Last night we were all in bed when there came the proverbial loud knock on the door. Susan pushes me awake and I stumble down the stairs. Two cops waving flashlights are standing at the door asking for our tenant Chris. "He's in the green house," I say, referring to the former coach house across the drive we rent out. I'm not feeling relieved that they aren't asking about me because I'm too asleep to figure it out. I'm just answering questions on automatic pilot. Then Kim, Chris's girlfriend, comes out the door of the green house to answer their questions, and the cops drift away holding the piece of paper I assume was an arrest warrant. Chris's car's not in the driveway, so he's probably one step ahead of them. I go back up to bed.
Back in bed I can't sleep as the adrenaline hits in a delayed reaction. This is the second male tenant in a row with police issues. Our last one, Bill, is in the Merrimack County jail on an assault rap. He was last seen slipping into the woods as the police came up the road about a year ago to investigate after he and his girlfriend got into a fight. Apparently he had a record of assaults. The thing is, checking up on police records is expensive and Susan and I always go on gut instincts about people. But this might be the last time. I have no idea what Chris's issue is, but on Saturday, their pipes froze and I had to put in a portable gas heater into the crawl space for a few hours while I took the kids and some friends visiting from Connecticut out to Pat's Peak for some snowboarding. Susan went in later to check if the pipes were all right and Chris was sound asleep on the sofa while his five year old son Kyle answers the door. Susan slipped in and saw that the water was running again and left Chris sleeping on the sofa, where he has apparently spent a lot of time since getting laid off back in September from his forklift job.

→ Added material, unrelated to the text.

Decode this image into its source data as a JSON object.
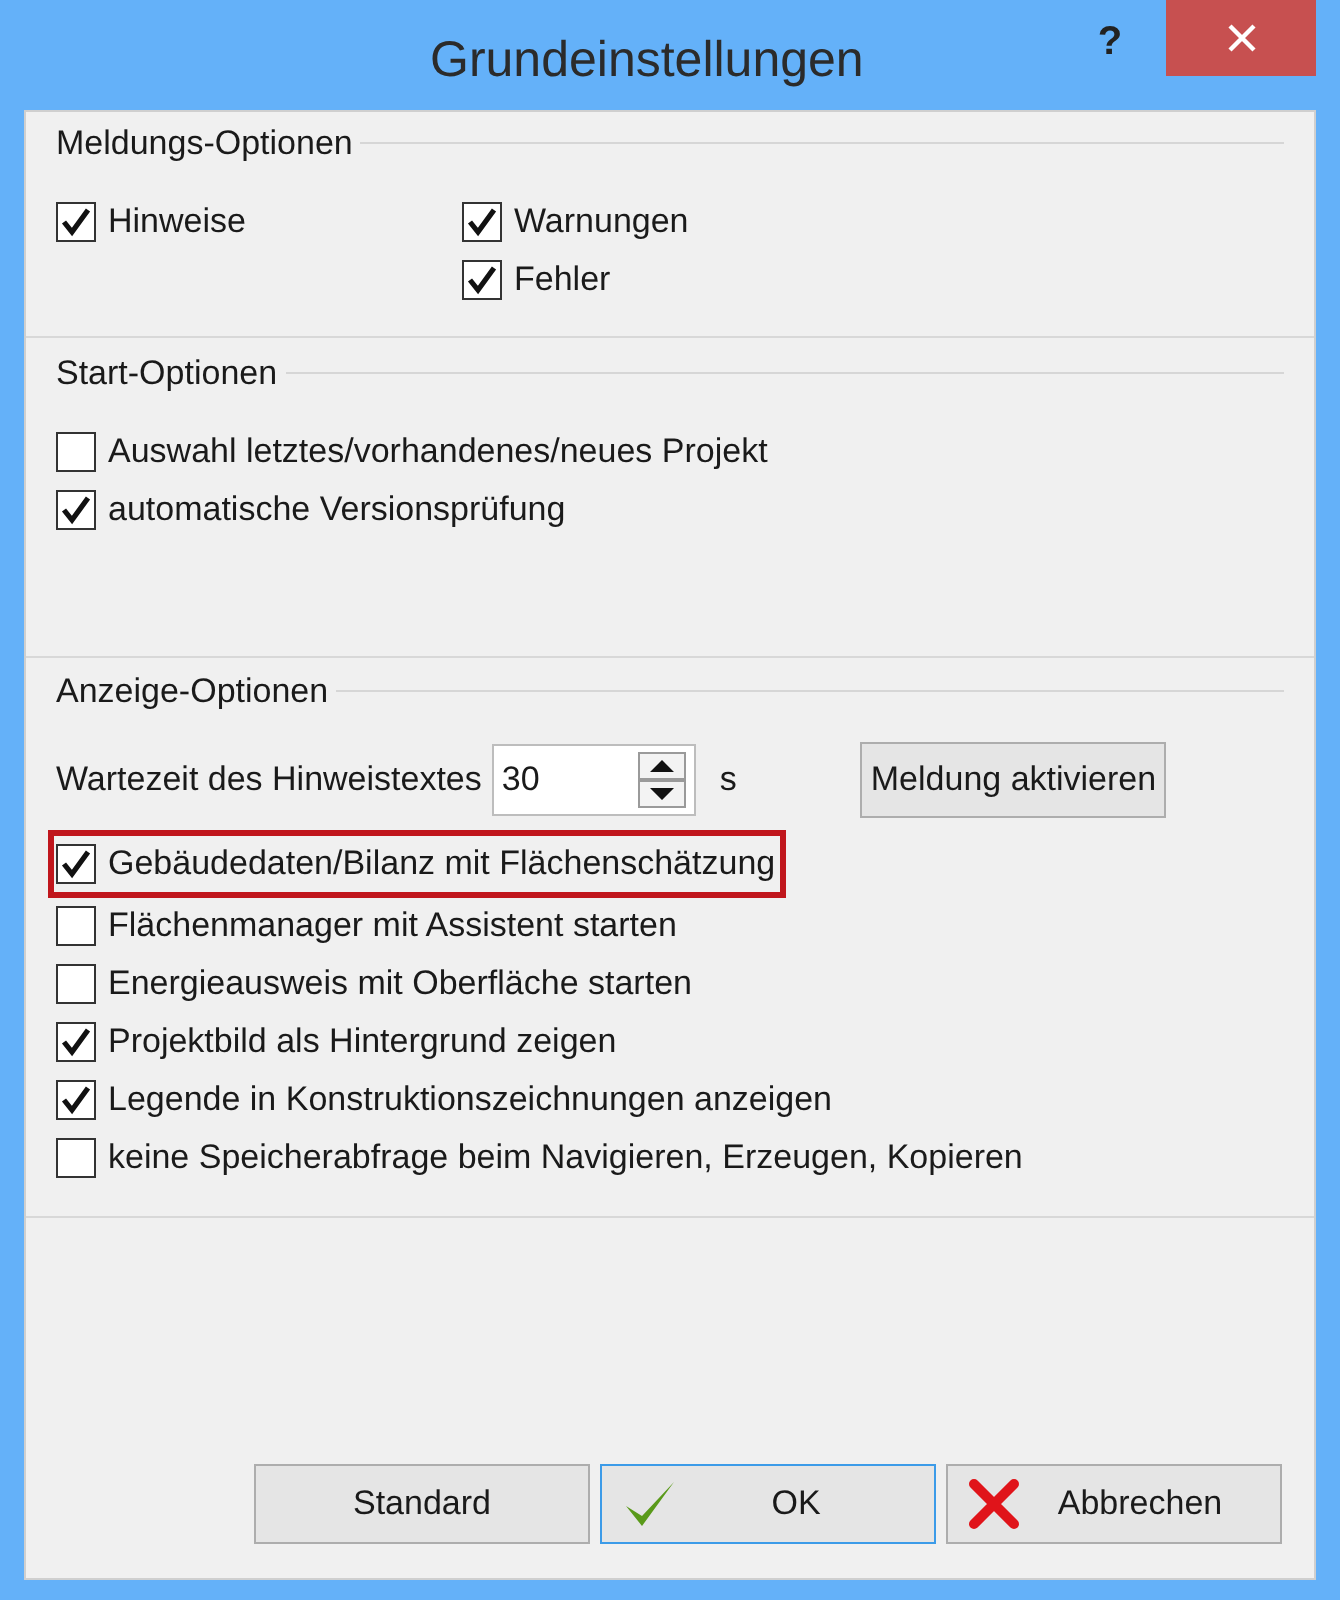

And then yesterday I took Michael to the Steeplegate Mall to buy him some jeans. He lost a pair somewhere, don't ask where because he doesn't know, and neither do we. But I owed him a cheeseburger because he took a second at the last wrestling meet so we sat down at the food park there, the kind that has outlets from about a dozen different fast food chains and metal chairs and tables set down in an atrium. At the table next to us were about six of the most feral looking teenage boys I had ever seen eating slices of pizza or just hanging around. One of them came up and asked in a rasping pirate voice if his mates'd found any work. No was the answer.